(Supplied records begins)

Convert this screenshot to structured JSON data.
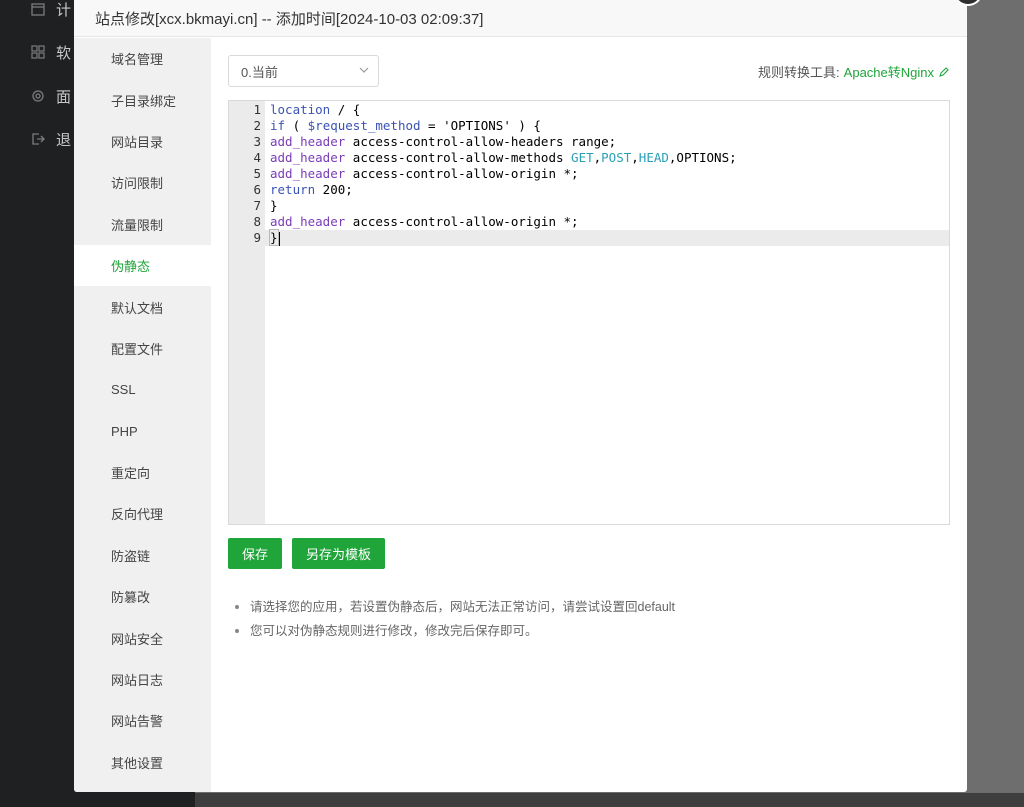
{
  "background": {
    "sidebar_items": [
      {
        "label": "计",
        "icon": "calendar-icon"
      },
      {
        "label": "软",
        "icon": "grid-icon"
      },
      {
        "label": "面",
        "icon": "gear-icon"
      },
      {
        "label": "退",
        "icon": "logout-icon"
      }
    ]
  },
  "modal": {
    "title": "站点修改[xcx.bkmayi.cn] -- 添加时间[2024-10-03 02:09:37]"
  },
  "sidebar": {
    "items": [
      {
        "label": "域名管理"
      },
      {
        "label": "子目录绑定"
      },
      {
        "label": "网站目录"
      },
      {
        "label": "访问限制"
      },
      {
        "label": "流量限制"
      },
      {
        "label": "伪静态",
        "active": true
      },
      {
        "label": "默认文档"
      },
      {
        "label": "配置文件"
      },
      {
        "label": "SSL"
      },
      {
        "label": "PHP"
      },
      {
        "label": "重定向"
      },
      {
        "label": "反向代理"
      },
      {
        "label": "防盗链"
      },
      {
        "label": "防篡改"
      },
      {
        "label": "网站安全"
      },
      {
        "label": "网站日志"
      },
      {
        "label": "网站告警"
      },
      {
        "label": "其他设置"
      }
    ]
  },
  "rewrite": {
    "select_value": "0.当前",
    "tool_label": "规则转换工具:",
    "tool_link": "Apache转Nginx"
  },
  "editor": {
    "lines": [
      {
        "n": "1",
        "text": "location / {"
      },
      {
        "n": "2",
        "text": "if ( $request_method = 'OPTIONS' ) {"
      },
      {
        "n": "3",
        "text": "add_header access-control-allow-headers range;"
      },
      {
        "n": "4",
        "text": "add_header access-control-allow-methods GET,POST,HEAD,OPTIONS;"
      },
      {
        "n": "5",
        "text": "add_header access-control-allow-origin *;"
      },
      {
        "n": "6",
        "text": "return 200;"
      },
      {
        "n": "7",
        "text": "}"
      },
      {
        "n": "8",
        "text": "add_header access-control-allow-origin *;"
      },
      {
        "n": "9",
        "text": "}"
      }
    ],
    "current_line": "9"
  },
  "buttons": {
    "save": "保存",
    "save_as_template": "另存为模板"
  },
  "tips": [
    "请选择您的应用，若设置伪静态后，网站无法正常访问，请尝试设置回default",
    "您可以对伪静态规则进行修改，修改完后保存即可。"
  ],
  "colors": {
    "accent": "#20a53a",
    "sidebar_bg": "#f0f0f0",
    "gutter_bg": "#ebebeb"
  }
}
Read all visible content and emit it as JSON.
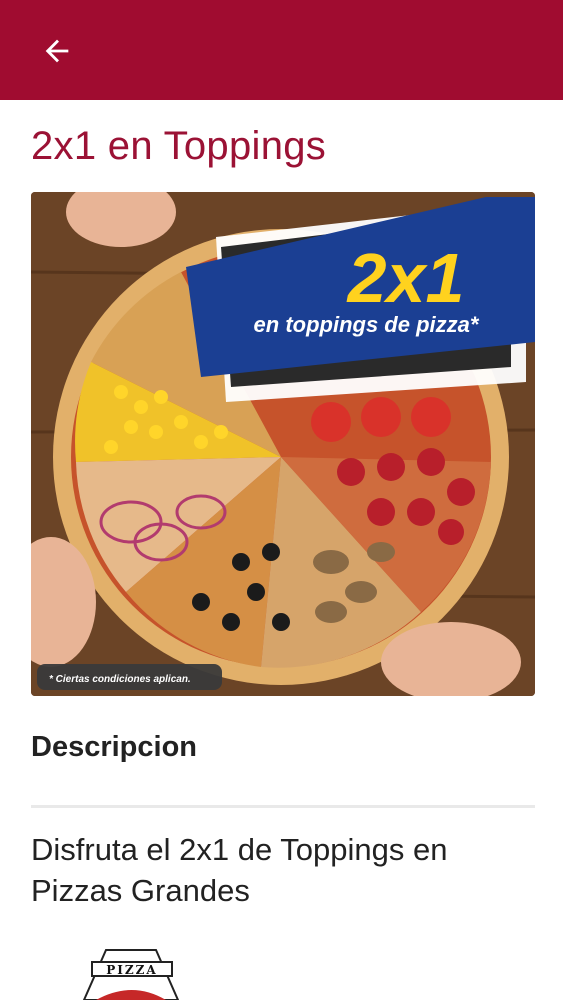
{
  "header": {
    "back_icon": "arrow-left-icon",
    "background": "#a00c30"
  },
  "page": {
    "title": "2x1 en Toppings"
  },
  "promo": {
    "headline": "2x1",
    "subline": "en toppings de pizza*",
    "disclaimer": "* Ciertas condiciones aplican."
  },
  "description": {
    "label": "Descripcion",
    "text": "Disfruta el 2x1 de Toppings en Pizzas Grandes"
  },
  "logo": {
    "text": "PIZZA"
  },
  "colors": {
    "accent": "#9b1235",
    "banner_blue": "#1b3f93",
    "banner_yellow": "#ffd21e"
  }
}
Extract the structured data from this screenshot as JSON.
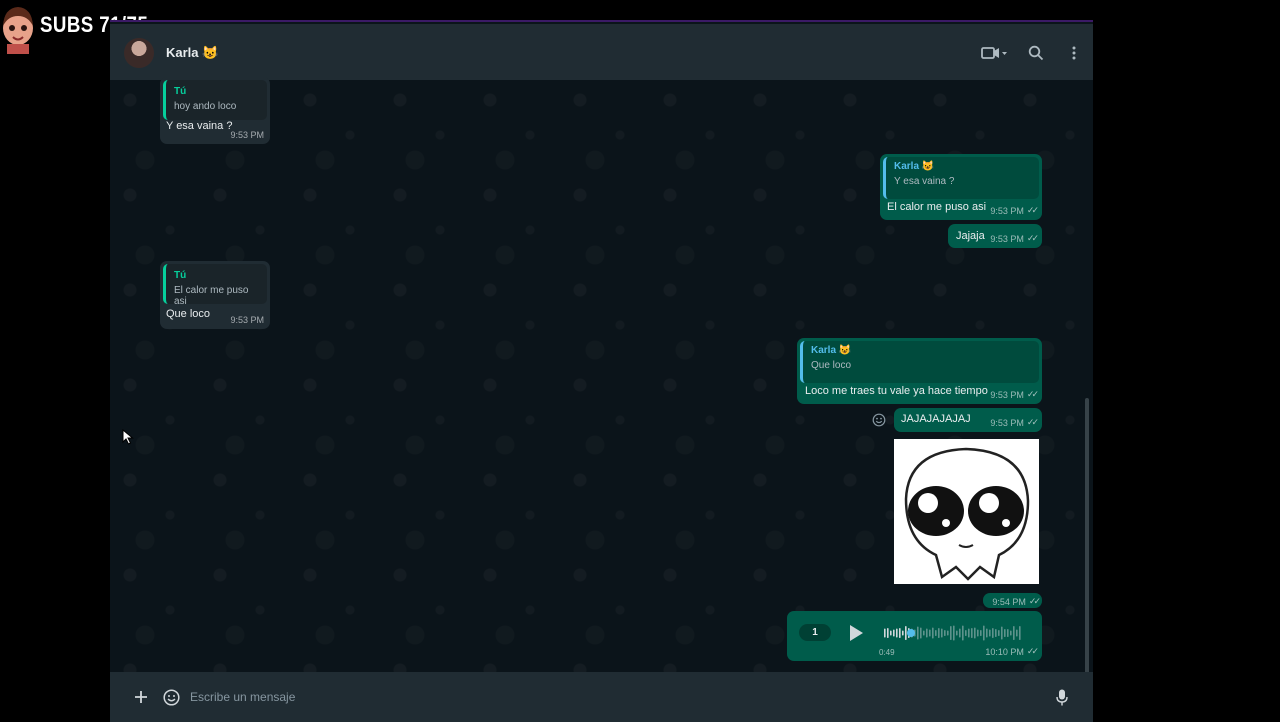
{
  "overlay": {
    "subs_label": "SUBS 71/75"
  },
  "header": {
    "contact_name": "Karla 😺"
  },
  "messages": [
    {
      "quote_name": "Tú",
      "quote_text": "hoy ando loco",
      "text": "Y esa vaina ?",
      "time": "9:53 PM"
    },
    {
      "quote_name": "Karla 😺",
      "quote_text": "Y esa vaina ?",
      "text": "El calor me puso asi",
      "time": "9:53 PM"
    },
    {
      "text": "Jajaja",
      "time": "9:53 PM"
    },
    {
      "quote_name": "Tú",
      "quote_text": "El calor me puso asi",
      "text": "Que loco",
      "time": "9:53 PM"
    },
    {
      "quote_name": "Karla 😺",
      "quote_text": "Que loco",
      "text": "Loco me traes tu vale ya hace tiempo",
      "time": "9:53 PM"
    },
    {
      "text": "JAJAJAJAJAJ",
      "time": "9:53 PM"
    },
    {
      "sticker": "cute-alien-sticker",
      "time": "9:54 PM"
    },
    {
      "voice": {
        "speed": "1",
        "duration": "0:49"
      },
      "time": "10:10 PM"
    }
  ],
  "footer": {
    "placeholder": "Escribe un mensaje"
  },
  "icons": {
    "video": "video-camera-icon",
    "search": "search-icon",
    "menu": "kebab-menu-icon",
    "plus": "plus-icon",
    "emoji": "emoji-icon",
    "mic": "microphone-icon",
    "play": "play-icon",
    "react": "smiley-react-icon"
  },
  "colors": {
    "incoming": "#202c33",
    "outgoing": "#005c4b",
    "background": "#0b141a",
    "accent": "#06cf9c"
  }
}
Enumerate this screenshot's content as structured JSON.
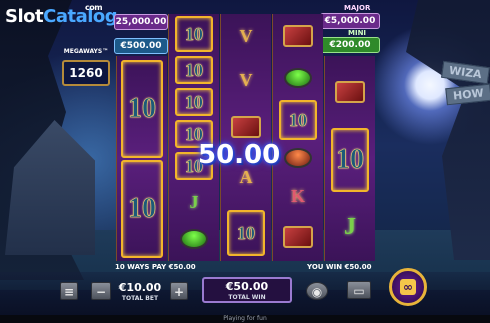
{
  "logo": {
    "part1": "Slot",
    "part2": "Catalog",
    "suffix": "com"
  },
  "jackpots": {
    "left_top_value": "25,000.00",
    "left_bottom_value": "€500.00",
    "right_top_label": "MAJOR",
    "right_top_value": "€5,000.00",
    "right_bottom_label": "MINI",
    "right_bottom_value": "€200.00"
  },
  "megaways": {
    "label": "MEGAWAYS™",
    "value": "1260"
  },
  "big_win_amount": "50.00",
  "ways_pay_text": "10 WAYS PAY €50.00",
  "you_win_text": "YOU WIN €50.00",
  "bet": {
    "value": "€10.00",
    "label": "TOTAL BET"
  },
  "total_win": {
    "value": "€50.00",
    "label": "TOTAL WIN"
  },
  "signpost": [
    "WIZA",
    "HOW"
  ],
  "footer_text": "Playing for fun",
  "symbols": {
    "ten": "10",
    "v": "V",
    "a": "A",
    "k": "K",
    "j": "J"
  },
  "colors": {
    "gold": "#f2b52b",
    "reel_purple": "#5a1f7c",
    "jackpot_green": "#2f8a2a",
    "jackpot_purple": "#6a2a8a"
  }
}
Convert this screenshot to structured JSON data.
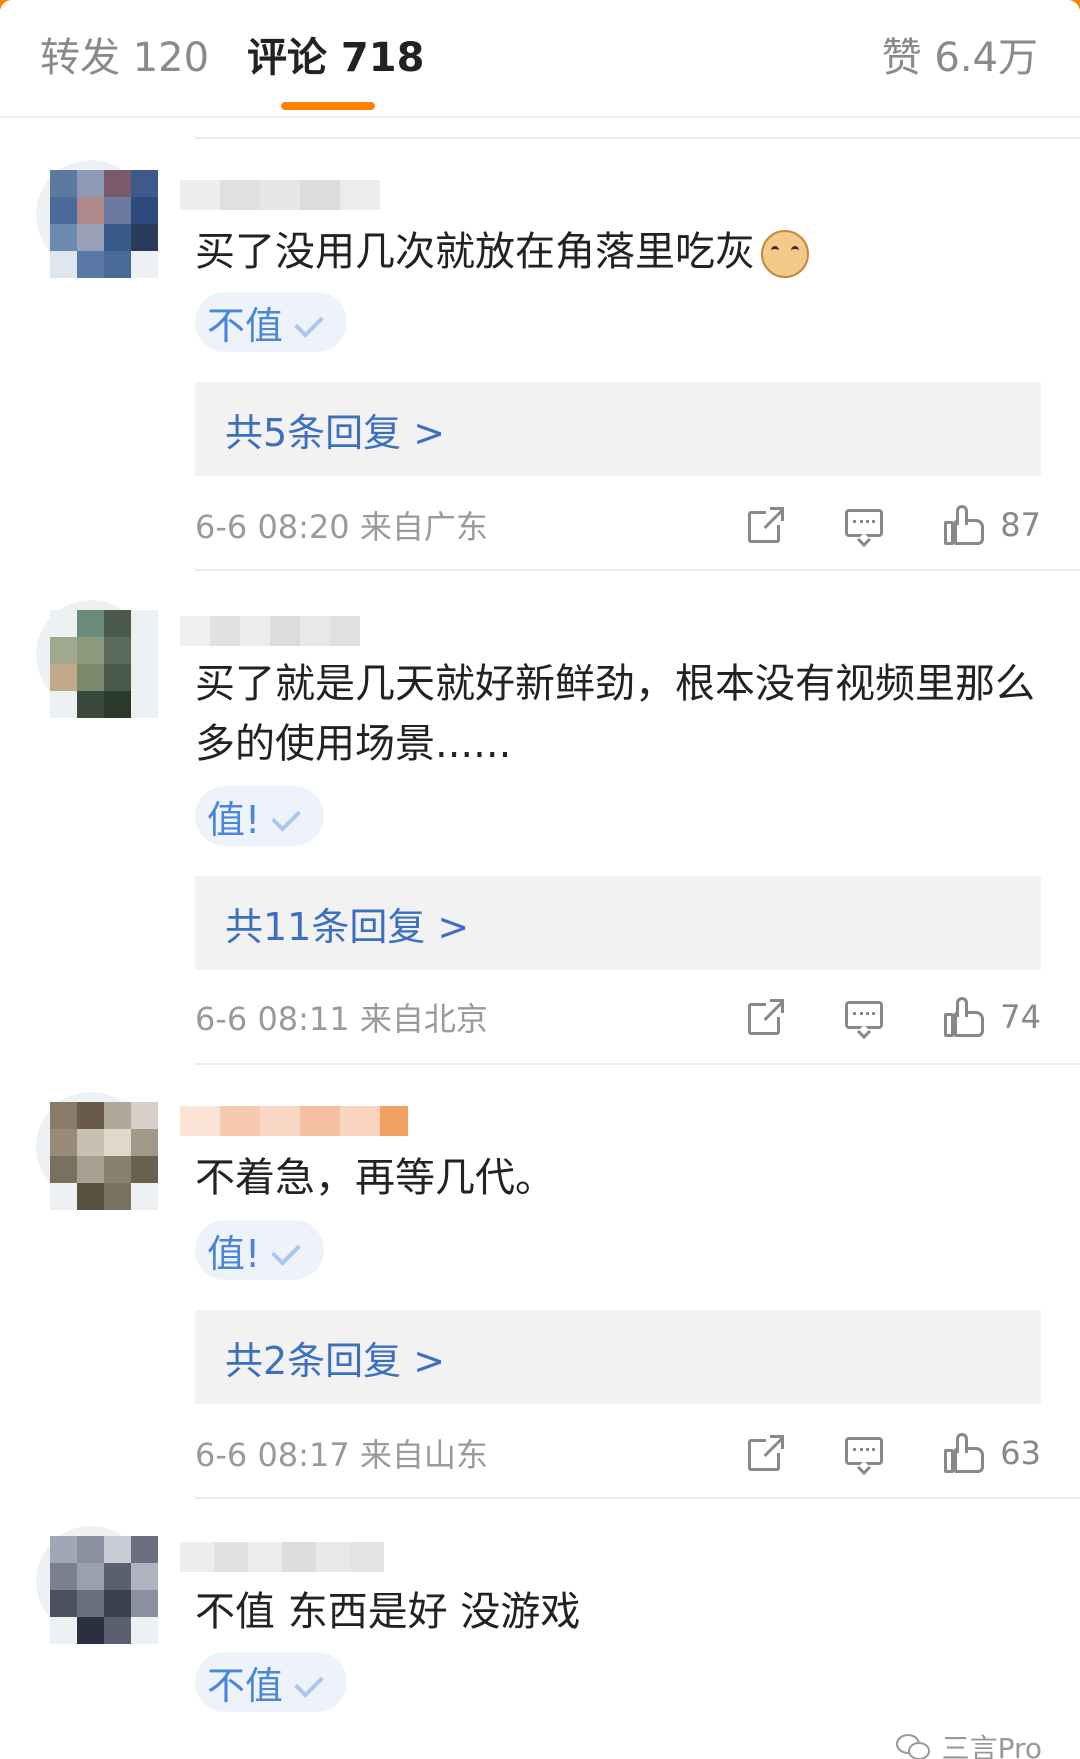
{
  "header": {
    "tab_repost": "转发 120",
    "tab_comments": "评论 718",
    "tab_likes": "赞 6.4万",
    "accent": "#ff8200"
  },
  "comments": [
    {
      "text": "买了没用几次就放在角落里吃灰",
      "emoji": "cat-face-emoji",
      "verdict": "不值",
      "replies": "共5条回复 >",
      "time": "6-6 08:20  来自广东",
      "likes": "87"
    },
    {
      "text": "买了就是几天就好新鲜劲，根本没有视频里那么多的使用场景......",
      "verdict": "值!",
      "replies": "共11条回复 >",
      "time": "6-6 08:11  来自北京",
      "likes": "74"
    },
    {
      "text": "不着急，再等几代。",
      "verdict": "值!",
      "replies": "共2条回复 >",
      "time": "6-6 08:17  来自山东",
      "likes": "63"
    },
    {
      "text": "不值 东西是好 没游戏",
      "verdict": "不值"
    }
  ],
  "watermark": "三言Pro",
  "colors": {
    "link_blue": "#3b6fbf",
    "verdict_blue": "#4a86d8",
    "muted": "#9a9a9a"
  }
}
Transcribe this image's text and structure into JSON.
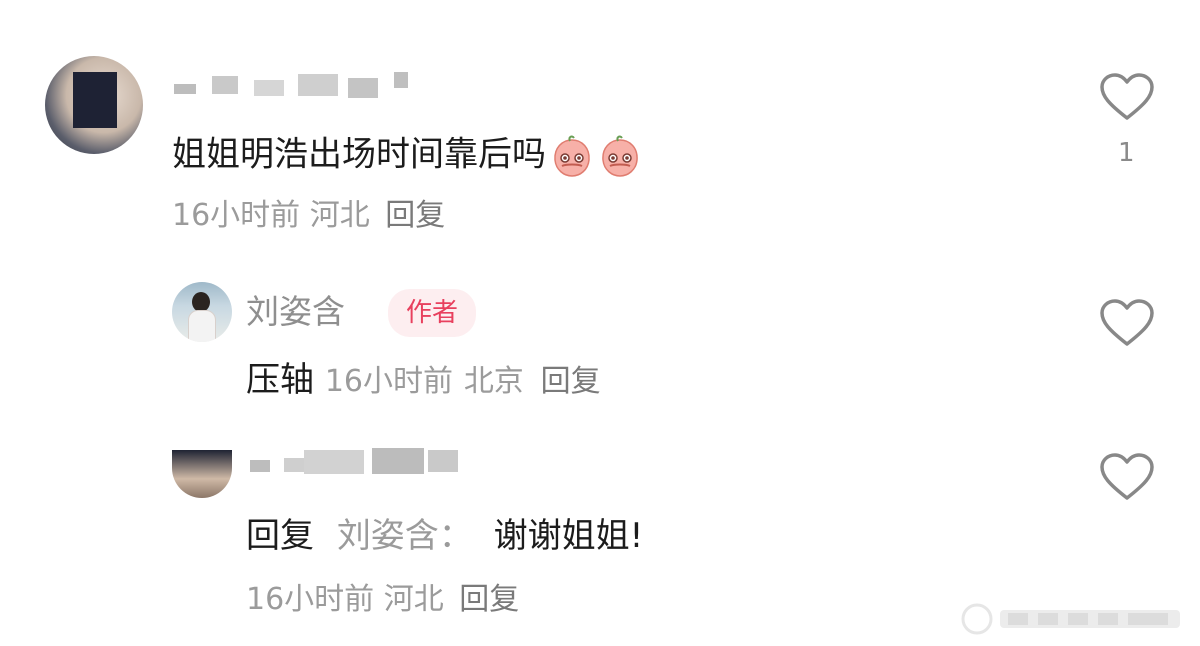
{
  "comments": [
    {
      "text": "姐姐明浩出场时间靠后吗",
      "emoji": "peach-face-emoji",
      "time": "16小时前",
      "location": "河北",
      "reply_label": "回复",
      "likes": "1"
    }
  ],
  "author_reply": {
    "name": "刘姿含",
    "badge": "作者",
    "text": "压轴",
    "time": "16小时前",
    "location": "北京",
    "reply_label": "回复"
  },
  "sub_reply": {
    "prefix": "回复",
    "target": "刘姿含：",
    "text": "谢谢姐姐!",
    "time": "16小时前",
    "location": "河北",
    "reply_label": "回复"
  },
  "colors": {
    "badge_bg": "#fdeef0",
    "badge_text": "#e8405e",
    "meta_gray": "#9b9b9b"
  },
  "icons": [
    "heart-outline-icon",
    "peach-face-emoji"
  ]
}
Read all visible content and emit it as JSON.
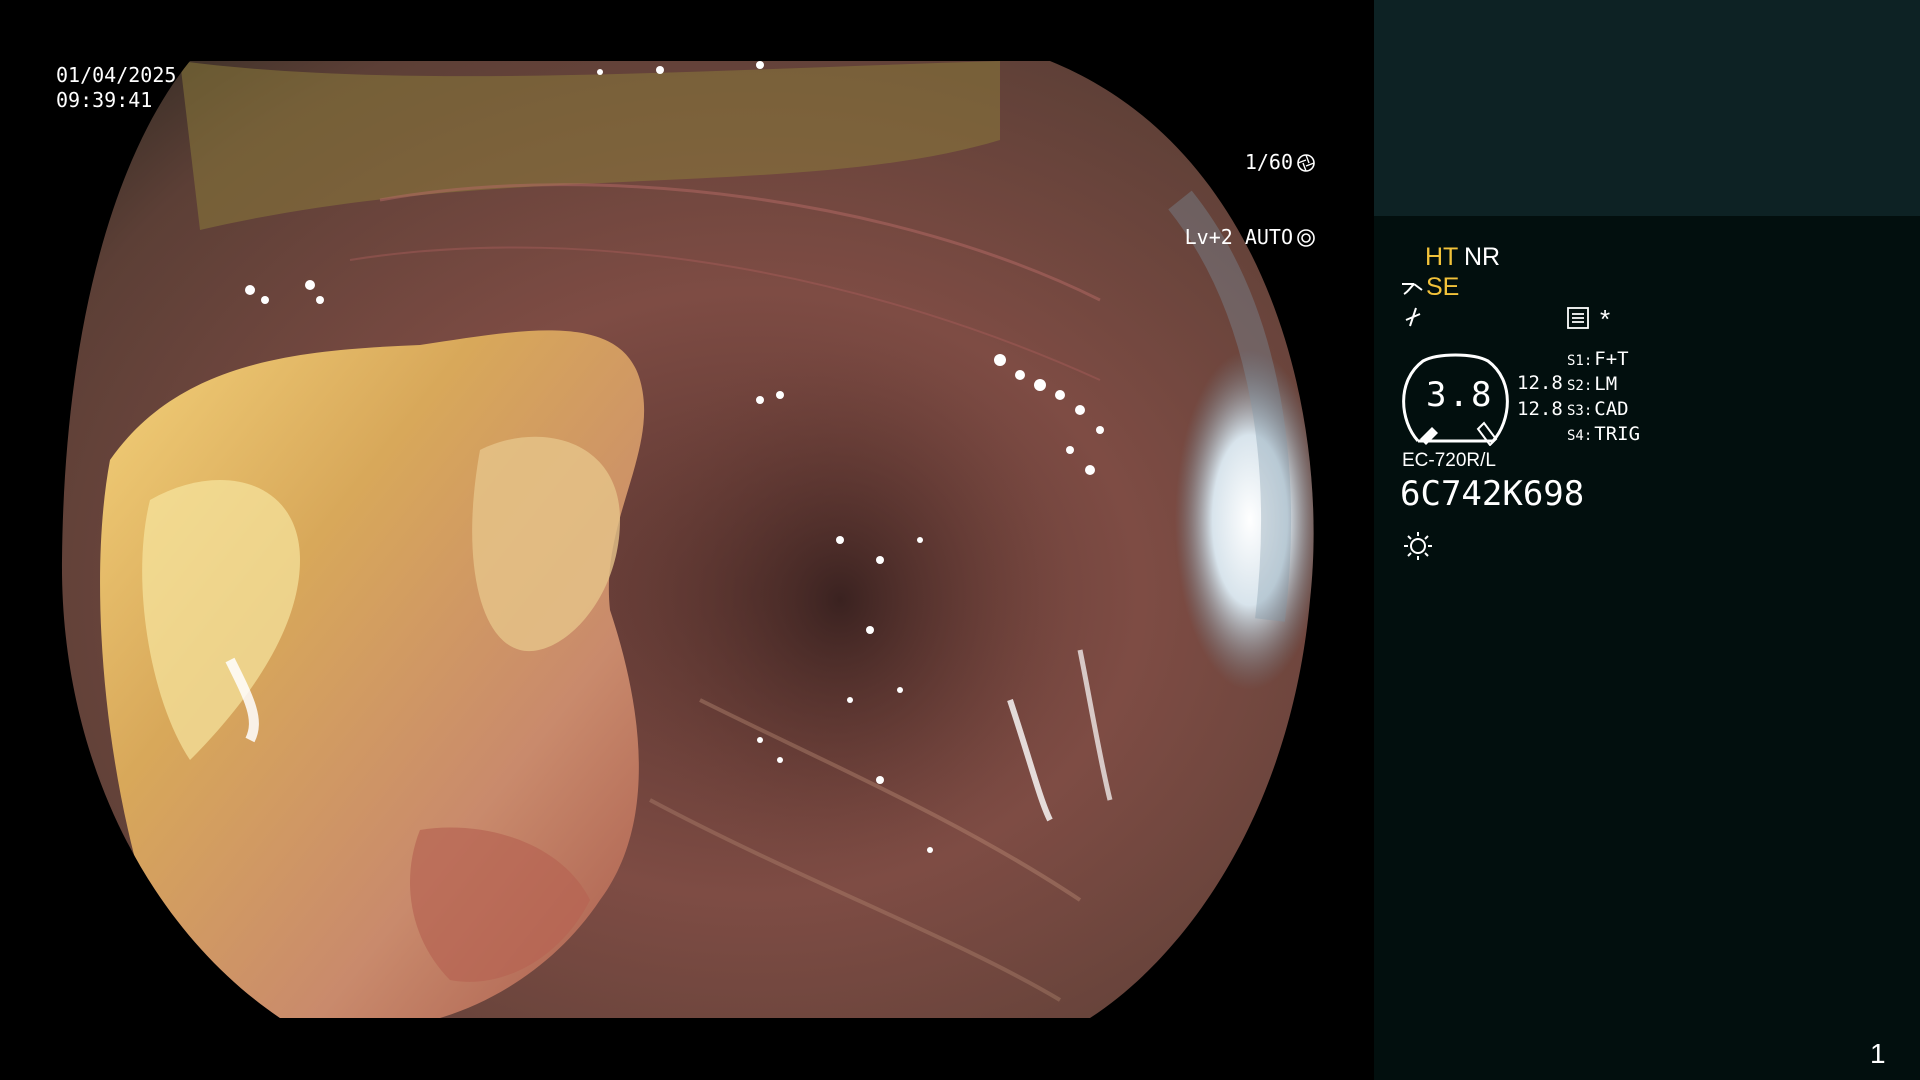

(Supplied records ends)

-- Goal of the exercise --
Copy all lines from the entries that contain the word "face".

-- Exercise response --
      "emoji": "cat-face-emoji",
      "emoji": "peach-face-emoji",
    "peach-face-emoji"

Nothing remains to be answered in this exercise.